• [REQUIREMENT] Where a record contains an image, leave the image out and print the rest exactly.

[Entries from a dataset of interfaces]
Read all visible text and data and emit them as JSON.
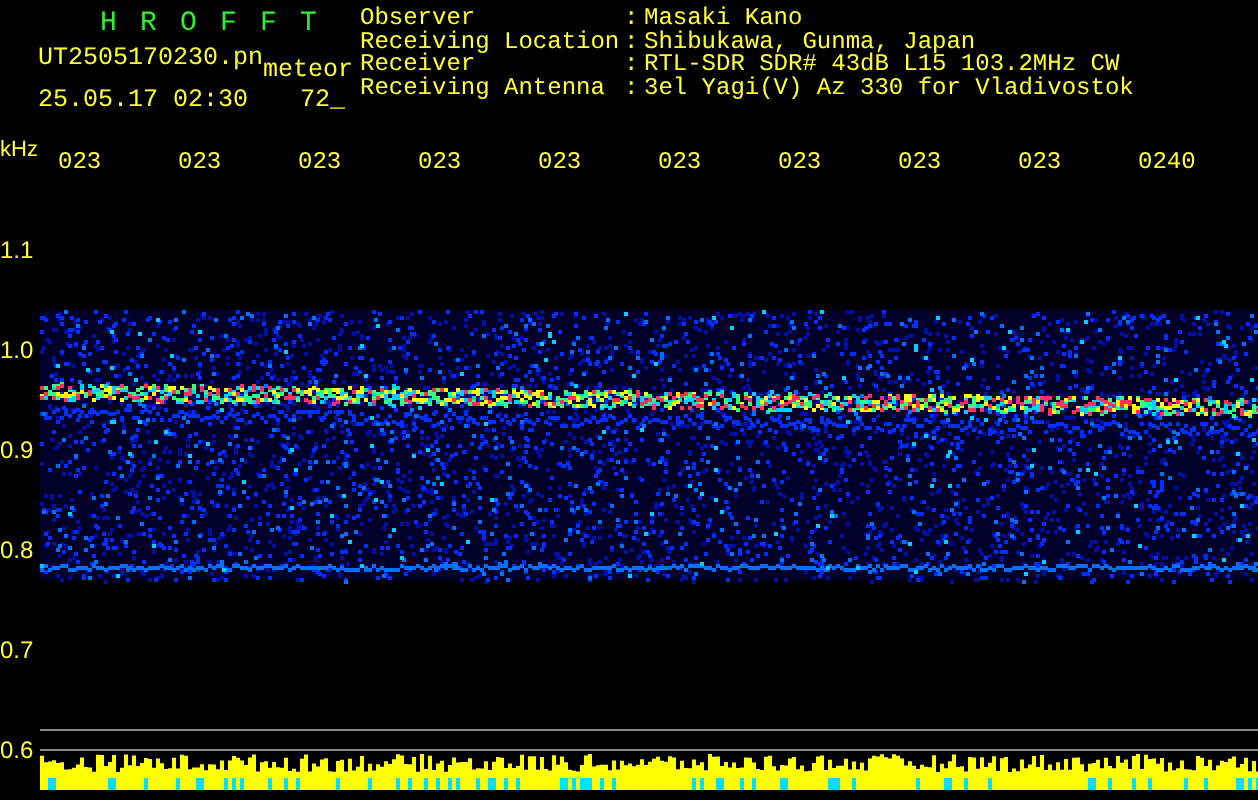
{
  "header": {
    "title_letters": [
      "H",
      "R",
      "O",
      "F",
      "F",
      "T"
    ],
    "file_name": "UT2505170230.pn",
    "file_suffix": "meteor",
    "timestamp": "25.05.17 02:30",
    "counter": "72_"
  },
  "station_info": [
    {
      "label": "Observer",
      "separator": ":",
      "value": "Masaki Kano"
    },
    {
      "label": "Receiving Location",
      "separator": ":",
      "value": "Shibukawa, Gunma, Japan"
    },
    {
      "label": "Receiver",
      "separator": ":",
      "value": "RTL-SDR SDR# 43dB L15 103.2MHz CW"
    },
    {
      "label": "Receiving Antenna",
      "separator": ":",
      "value": "3el Yagi(V) Az 330 for Vladivostok"
    }
  ],
  "time_axis": {
    "unit": "kHz",
    "labels": [
      "023",
      "023",
      "023",
      "023",
      "023",
      "023",
      "023",
      "023",
      "023",
      "0240"
    ]
  },
  "frequency_axis": {
    "labels": [
      "1.1",
      "1.0",
      "0.9",
      "0.8",
      "0.7",
      "0.6"
    ]
  }
}
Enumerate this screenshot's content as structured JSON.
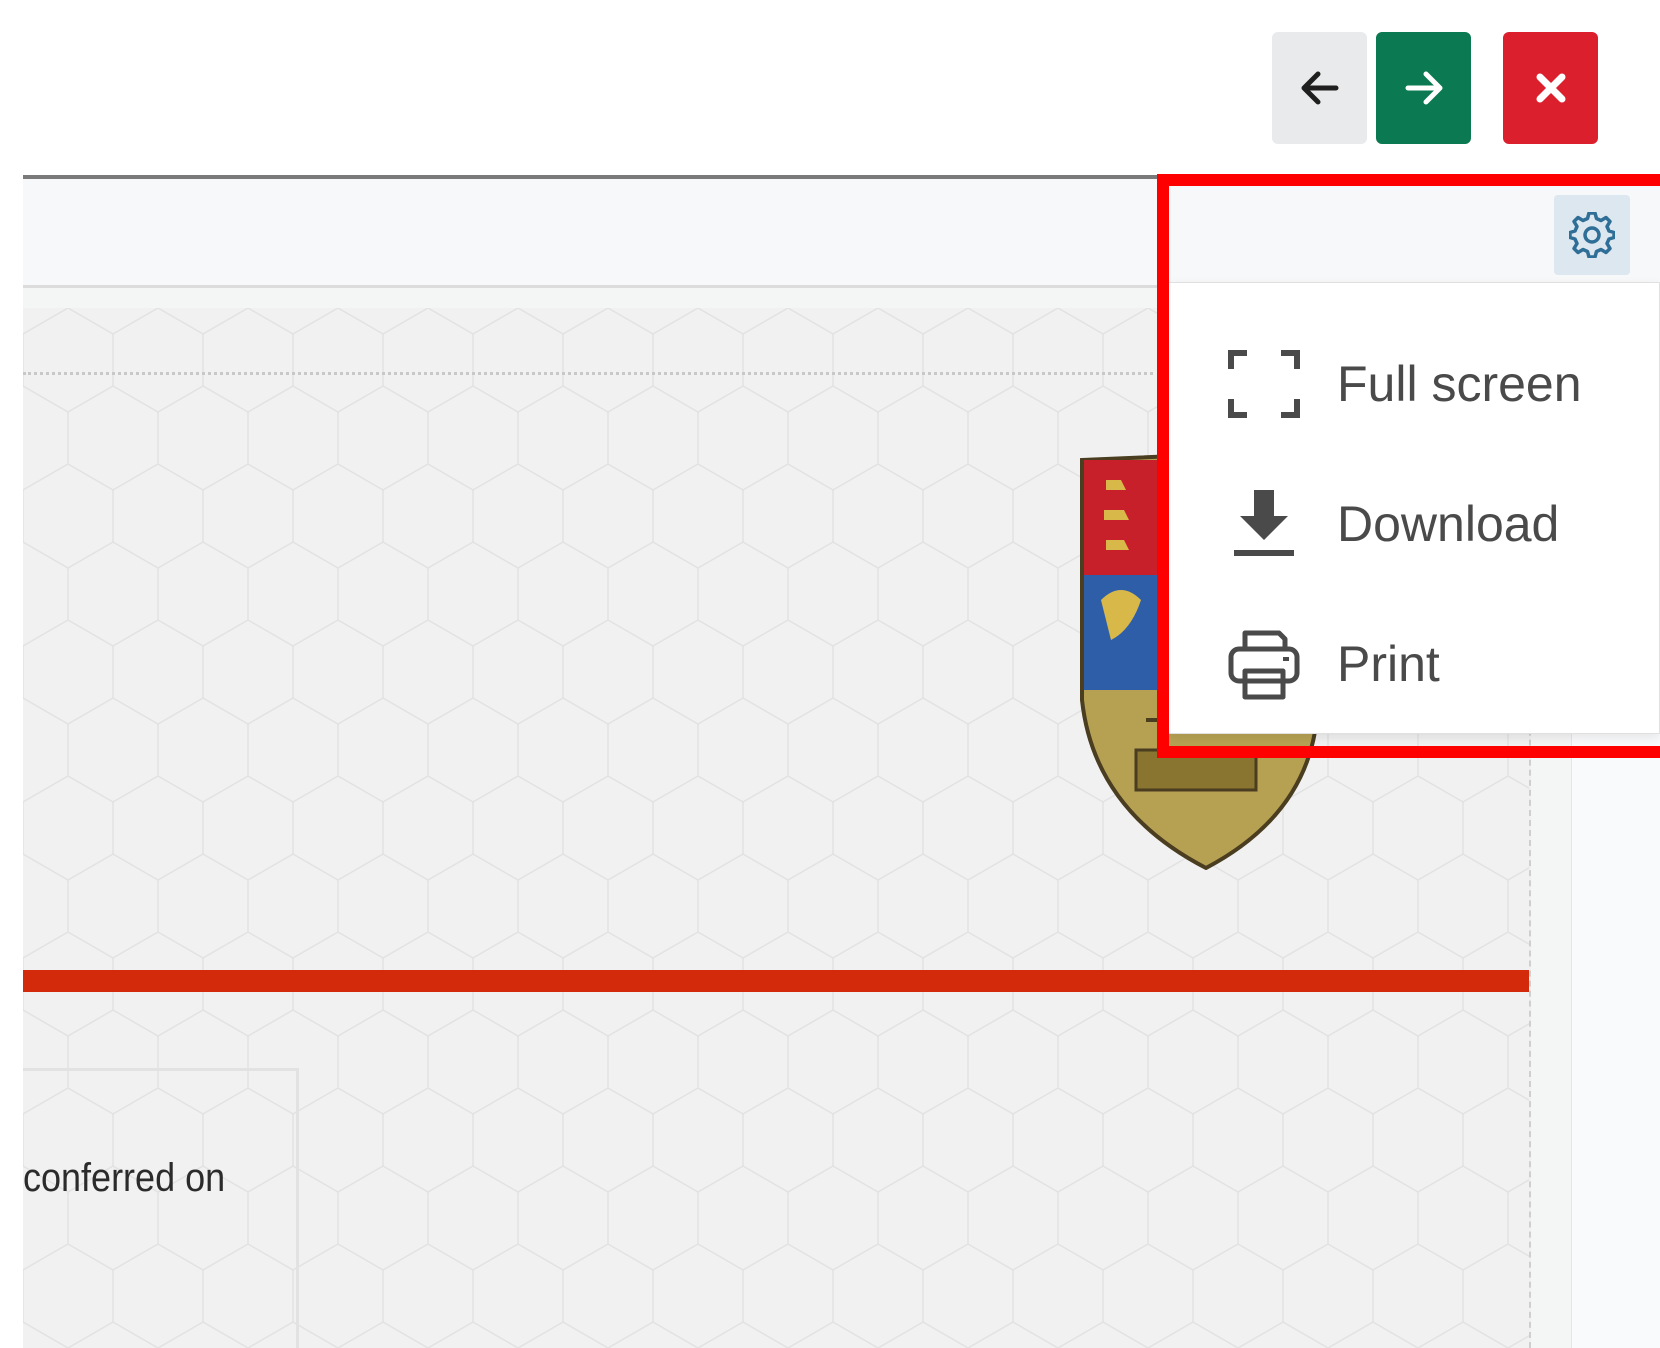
{
  "nav": {
    "back_icon": "arrow-left-icon",
    "next_icon": "arrow-right-icon",
    "close_icon": "close-icon",
    "next_color": "#0b7a52",
    "close_color": "#dc1f2c"
  },
  "toolbar": {
    "settings_icon": "gear-icon",
    "settings_color": "#2f6e96"
  },
  "menu": {
    "items": [
      {
        "label": "Full screen",
        "icon": "fullscreen-icon"
      },
      {
        "label": "Download",
        "icon": "download-icon"
      },
      {
        "label": "Print",
        "icon": "print-icon"
      }
    ]
  },
  "document": {
    "text": "conferred on",
    "accent_color": "#d32a0c",
    "crest_icon": "university-crest-icon"
  },
  "annotation": {
    "highlight_color": "#ff0000"
  }
}
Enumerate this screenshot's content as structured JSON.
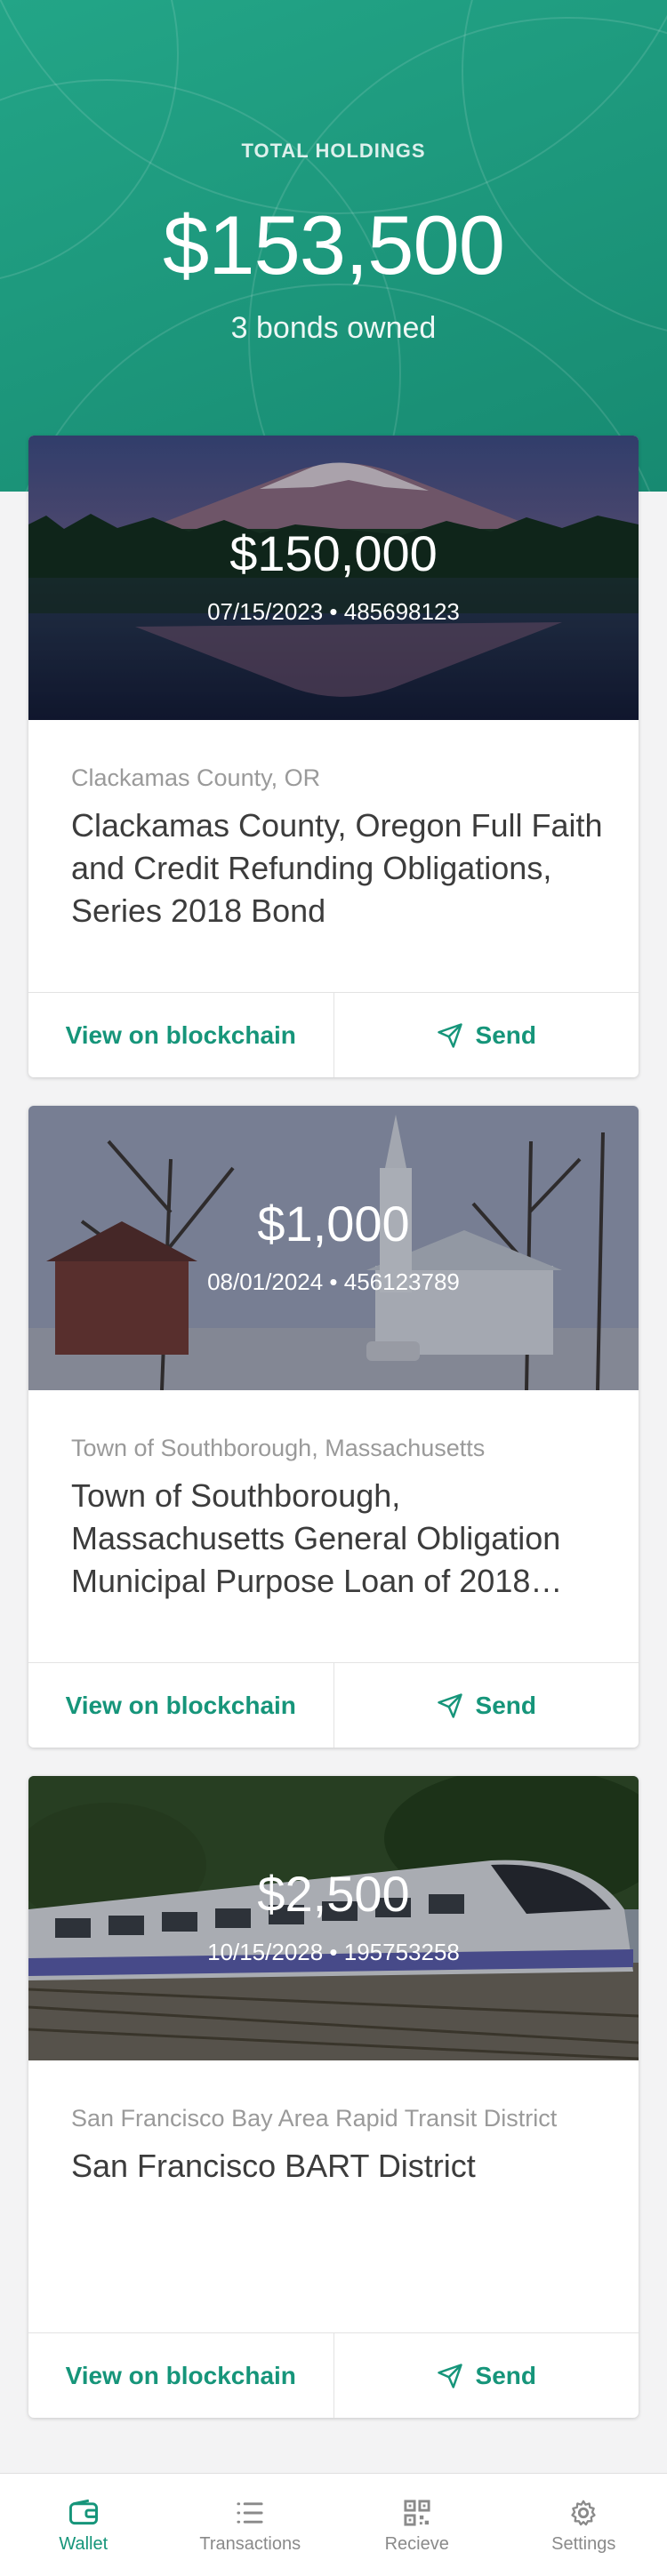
{
  "header": {
    "label": "TOTAL HOLDINGS",
    "total": "$153,500",
    "count_text": "3 bonds owned"
  },
  "bonds": [
    {
      "amount": "$150,000",
      "meta": "07/15/2023 • 485698123",
      "issuer": "Clackamas County, OR",
      "title": "Clackamas County, Oregon Full Faith and Credit Refunding Obligations, Series 2018 Bond",
      "image": "mountain-lake-photo"
    },
    {
      "amount": "$1,000",
      "meta": "08/01/2024 • 456123789",
      "issuer": "Town of Southborough, Massachusetts",
      "title": "Town of Southborough, Massachusetts General Obligation Municipal Purpose Loan of 2018…",
      "image": "church-town-photo"
    },
    {
      "amount": "$2,500",
      "meta": "10/15/2028 • 195753258",
      "issuer": "San Francisco Bay Area Rapid Transit District",
      "title": "San Francisco BART District",
      "image": "train-photo"
    }
  ],
  "actions": {
    "view_label": "View on blockchain",
    "send_label": "Send",
    "send_icon": "paper-plane-icon"
  },
  "tabs": [
    {
      "label": "Wallet",
      "icon": "wallet-icon",
      "active": true
    },
    {
      "label": "Transactions",
      "icon": "list-icon",
      "active": false
    },
    {
      "label": "Recieve",
      "icon": "qr-code-icon",
      "active": false
    },
    {
      "label": "Settings",
      "icon": "gear-icon",
      "active": false
    }
  ],
  "colors": {
    "accent": "#16957a",
    "hero": "#1e9c80",
    "background": "#f3f3f4"
  }
}
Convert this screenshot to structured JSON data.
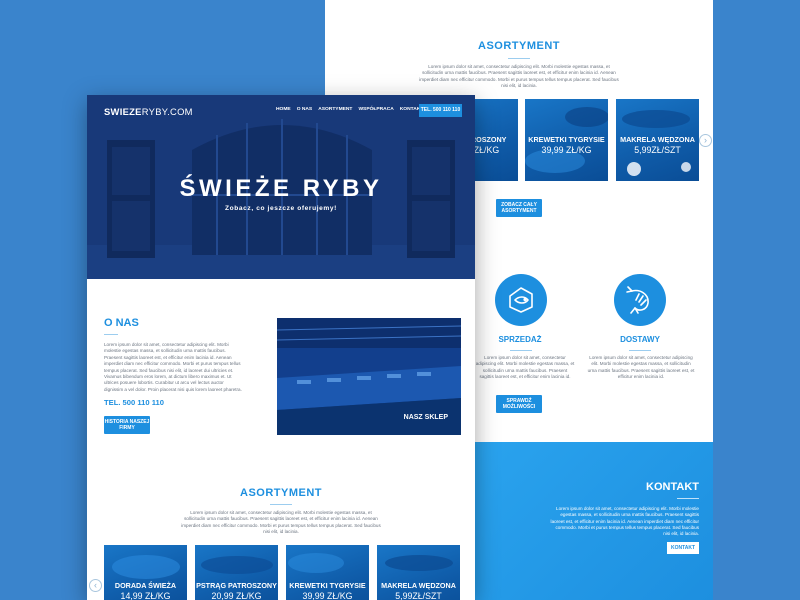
{
  "site": {
    "logo_bold": "SWIEZE",
    "logo_light": "RYBY.COM"
  },
  "nav": {
    "items": [
      "HOME",
      "O NAS",
      "ASORTYMENT",
      "WSPÓŁPRACA",
      "KONTAKT"
    ],
    "phone_button": "TEL. 500 110 110"
  },
  "hero": {
    "title": "ŚWIEŻE RYBY",
    "subtitle": "Zobacz, co jeszcze oferujemy!"
  },
  "about": {
    "title": "O NAS",
    "text": "Lorem ipsum dolor sit amet, consectetur adipiscing elit. Morbi molestie egestas massa, et sollicitudin urna mattis faucibus. Praesent sagittis laoreet est, et efficitur enim lacinia id. Aenean imperdiet diam nec efficitur commodo. Morbi et purus tempus tellus tempus placerat. Sed faucibus nisi elit, id laoreet dui ultricies et. Vivamus bibendum eros lorem, at dictum libero maximus et. Ut ultrices posuere lobortis. Curabitur ut arcu vel lectus auctor dignissim a vel dolor. Proin placerat nisi quis lorem laoreet pharetra.",
    "phone": "TEL. 500 110 110",
    "button": "HISTORIA NASZEJ FIRMY",
    "shop_label": "NASZ SKLEP"
  },
  "assortment": {
    "title": "ASORTYMENT",
    "text": "Lorem ipsum dolor sit amet, consectetur adipiscing elit. Morbi molestie egestas massa, et sollicitudin urna mattis faucibus. Praesent sagittis laoreet est, et efficitur enim lacinia id. Aenean imperdiet diam nec efficitur commodo. Morbi et purus tempus tellus tempus placerat. Sed faucibus nisi elit, id lacinia.",
    "products": [
      {
        "name": "DORADA ŚWIEŻA",
        "price": "14,99 ZŁ/KG"
      },
      {
        "name": "PSTRĄG PATROSZONY",
        "price": "20,99 ZŁ/KG"
      },
      {
        "name": "KREWETKI TYGRYSIE",
        "price": "39,99 ZŁ/KG"
      },
      {
        "name": "MAKRELA WĘDZONA",
        "price": "5,99ZŁ/SZT"
      }
    ],
    "back_partial_name": "TROSZONY",
    "back_partial_price": "ZŁ/KG",
    "button": "ZOBACZ CAŁY ASORTYMENT"
  },
  "features": {
    "items": [
      {
        "title": "SPRZEDAŻ",
        "icon": "fish-sale-icon"
      },
      {
        "title": "DOSTAWY",
        "icon": "shrimp-icon"
      }
    ],
    "text": "Lorem ipsum dolor sit amet, consectetur adipiscing elit. Morbi molestie egestas massa, et sollicitudin urna mattis faucibus. Praesent sagittis laoreet est, et efficitur enim lacinia id.",
    "button": "SPRAWDŹ MOŻLIWOŚCI"
  },
  "contact": {
    "title": "KONTAKT",
    "text": "Lorem ipsum dolor sit amet, consectetur adipiscing elit. Morbi molestie egestas massa, et sollicitudin urna mattis faucibus. Praesent sagittis laoreet est, et efficitur enim lacinia id. Aenean imperdiet diam nec efficitur commodo. Morbi et purus tempus tellus tempus placerat. Sed faucibus nisi elit, id lacinia.",
    "button": "KONTAKT"
  },
  "colors": {
    "accent": "#1d8fdf",
    "background": "#3a84cc",
    "hero": "#152f66"
  }
}
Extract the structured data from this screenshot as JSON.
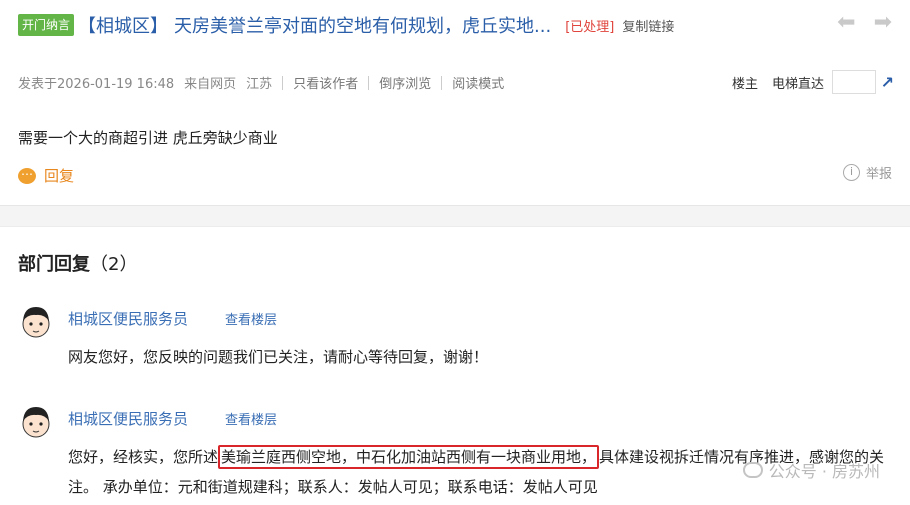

• [RESPONSE FOR THIS EXERCISE]
Read all visible text and data and emit them as JSON.
{
  "header": {
    "title_letters": [
      "H",
      "R",
      "O",
      "F",
      "F",
      "T"
    ],
    "file_name": "UT2505170230.pn",
    "file_suffix": "meteor",
    "timestamp": "25.05.17 02:30",
    "counter": "72_"
  },
  "station_info": [
    {
      "label": "Observer",
      "separator": ":",
      "value": "Masaki Kano"
    },
    {
      "label": "Receiving Location",
      "separator": ":",
      "value": "Shibukawa, Gunma, Japan"
    },
    {
      "label": "Receiver",
      "separator": ":",
      "value": "RTL-SDR SDR# 43dB L15 103.2MHz CW"
    },
    {
      "label": "Receiving Antenna",
      "separator": ":",
      "value": "3el Yagi(V) Az 330 for Vladivostok"
    }
  ],
  "time_axis": {
    "unit": "kHz",
    "labels": [
      "023",
      "023",
      "023",
      "023",
      "023",
      "023",
      "023",
      "023",
      "023",
      "0240"
    ]
  },
  "frequency_axis": {
    "labels": [
      "1.1",
      "1.0",
      "0.9",
      "0.8",
      "0.7",
      "0.6"
    ]
  }
}
Enumerate this screenshot's content as structured JSON.
{
  "nav": {
    "back_icon": "arrow-left-icon",
    "next_icon": "arrow-right-icon",
    "close_icon": "close-icon",
    "next_color": "#0b7a52",
    "close_color": "#dc1f2c"
  },
  "toolbar": {
    "settings_icon": "gear-icon",
    "settings_color": "#2f6e96"
  },
  "menu": {
    "items": [
      {
        "label": "Full screen",
        "icon": "fullscreen-icon"
      },
      {
        "label": "Download",
        "icon": "download-icon"
      },
      {
        "label": "Print",
        "icon": "print-icon"
      }
    ]
  },
  "document": {
    "text": "conferred on",
    "accent_color": "#d32a0c",
    "crest_icon": "university-crest-icon"
  },
  "annotation": {
    "highlight_color": "#ff0000"
  }
}
Enumerate this screenshot's content as structured JSON.
{
  "header": {
    "label": "TOTAL HOLDINGS",
    "total": "$153,500",
    "count_text": "3 bonds owned"
  },
  "bonds": [
    {
      "amount": "$150,000",
      "meta": "07/15/2023 • 485698123",
      "issuer": "Clackamas County, OR",
      "title": "Clackamas County, Oregon Full Faith and Credit Refunding Obligations, Series 2018 Bond",
      "image": "mountain-lake-photo"
    },
    {
      "amount": "$1,000",
      "meta": "08/01/2024 • 456123789",
      "issuer": "Town of Southborough, Massachusetts",
      "title": "Town of Southborough, Massachusetts General Obligation Municipal Purpose Loan of 2018…",
      "image": "church-town-photo"
    },
    {
      "amount": "$2,500",
      "meta": "10/15/2028 • 195753258",
      "issuer": "San Francisco Bay Area Rapid Transit District",
      "title": "San Francisco BART District",
      "image": "train-photo"
    }
  ],
  "actions": {
    "view_label": "View on blockchain",
    "send_label": "Send",
    "send_icon": "paper-plane-icon"
  },
  "tabs": [
    {
      "label": "Wallet",
      "icon": "wallet-icon",
      "active": true
    },
    {
      "label": "Transactions",
      "icon": "list-icon",
      "active": false
    },
    {
      "label": "Recieve",
      "icon": "qr-code-icon",
      "active": false
    },
    {
      "label": "Settings",
      "icon": "gear-icon",
      "active": false
    }
  ],
  "colors": {
    "accent": "#16957a",
    "hero": "#1e9c80",
    "background": "#f3f3f4"
  }
}
Convert this screenshot to structured JSON data.
{
  "site": {
    "logo_bold": "SWIEZE",
    "logo_light": "RYBY.COM"
  },
  "nav": {
    "items": [
      "HOME",
      "O NAS",
      "ASORTYMENT",
      "WSPÓŁPRACA",
      "KONTAKT"
    ],
    "phone_button": "TEL. 500 110 110"
  },
  "hero": {
    "title": "ŚWIEŻE RYBY",
    "subtitle": "Zobacz, co jeszcze oferujemy!"
  },
  "about": {
    "title": "O NAS",
    "text": "Lorem ipsum dolor sit amet, consectetur adipiscing elit. Morbi molestie egestas massa, et sollicitudin urna mattis faucibus. Praesent sagittis laoreet est, et efficitur enim lacinia id. Aenean imperdiet diam nec efficitur commodo. Morbi et purus tempus tellus tempus placerat. Sed faucibus nisi elit, id laoreet dui ultricies et. Vivamus bibendum eros lorem, at dictum libero maximus et. Ut ultrices posuere lobortis. Curabitur ut arcu vel lectus auctor dignissim a vel dolor. Proin placerat nisi quis lorem laoreet pharetra.",
    "phone": "TEL. 500 110 110",
    "button": "HISTORIA NASZEJ FIRMY",
    "shop_label": "NASZ SKLEP"
  },
  "assortment": {
    "title": "ASORTYMENT",
    "text": "Lorem ipsum dolor sit amet, consectetur adipiscing elit. Morbi molestie egestas massa, et sollicitudin urna mattis faucibus. Praesent sagittis laoreet est, et efficitur enim lacinia id. Aenean imperdiet diam nec efficitur commodo. Morbi et purus tempus tellus tempus placerat. Sed faucibus nisi elit, id lacinia.",
    "products": [
      {
        "name": "DORADA ŚWIEŻA",
        "price": "14,99 ZŁ/KG"
      },
      {
        "name": "PSTRĄG PATROSZONY",
        "price": "20,99 ZŁ/KG"
      },
      {
        "name": "KREWETKI TYGRYSIE",
        "price": "39,99 ZŁ/KG"
      },
      {
        "name": "MAKRELA WĘDZONA",
        "price": "5,99ZŁ/SZT"
      }
    ],
    "back_partial_name": "TROSZONY",
    "back_partial_price": "ZŁ/KG",
    "button": "ZOBACZ CAŁY ASORTYMENT"
  },
  "features": {
    "items": [
      {
        "title": "SPRZEDAŻ",
        "icon": "fish-sale-icon"
      },
      {
        "title": "DOSTAWY",
        "icon": "shrimp-icon"
      }
    ],
    "text": "Lorem ipsum dolor sit amet, consectetur adipiscing elit. Morbi molestie egestas massa, et sollicitudin urna mattis faucibus. Praesent sagittis laoreet est, et efficitur enim lacinia id.",
    "button": "SPRAWDŹ MOŻLIWOŚCI"
  },
  "contact": {
    "title": "KONTAKT",
    "text": "Lorem ipsum dolor sit amet, consectetur adipiscing elit. Morbi molestie egestas massa, et sollicitudin urna mattis faucibus. Praesent sagittis laoreet est, et efficitur enim lacinia id. Aenean imperdiet diam nec efficitur commodo. Morbi et purus tempus tellus tempus placerat. Sed faucibus nisi elit, id lacinia.",
    "button": "KONTAKT"
  },
  "colors": {
    "accent": "#1d8fdf",
    "background": "#3a84cc",
    "hero": "#152f66"
  }
}
Extract the structured data from this screenshot as JSON.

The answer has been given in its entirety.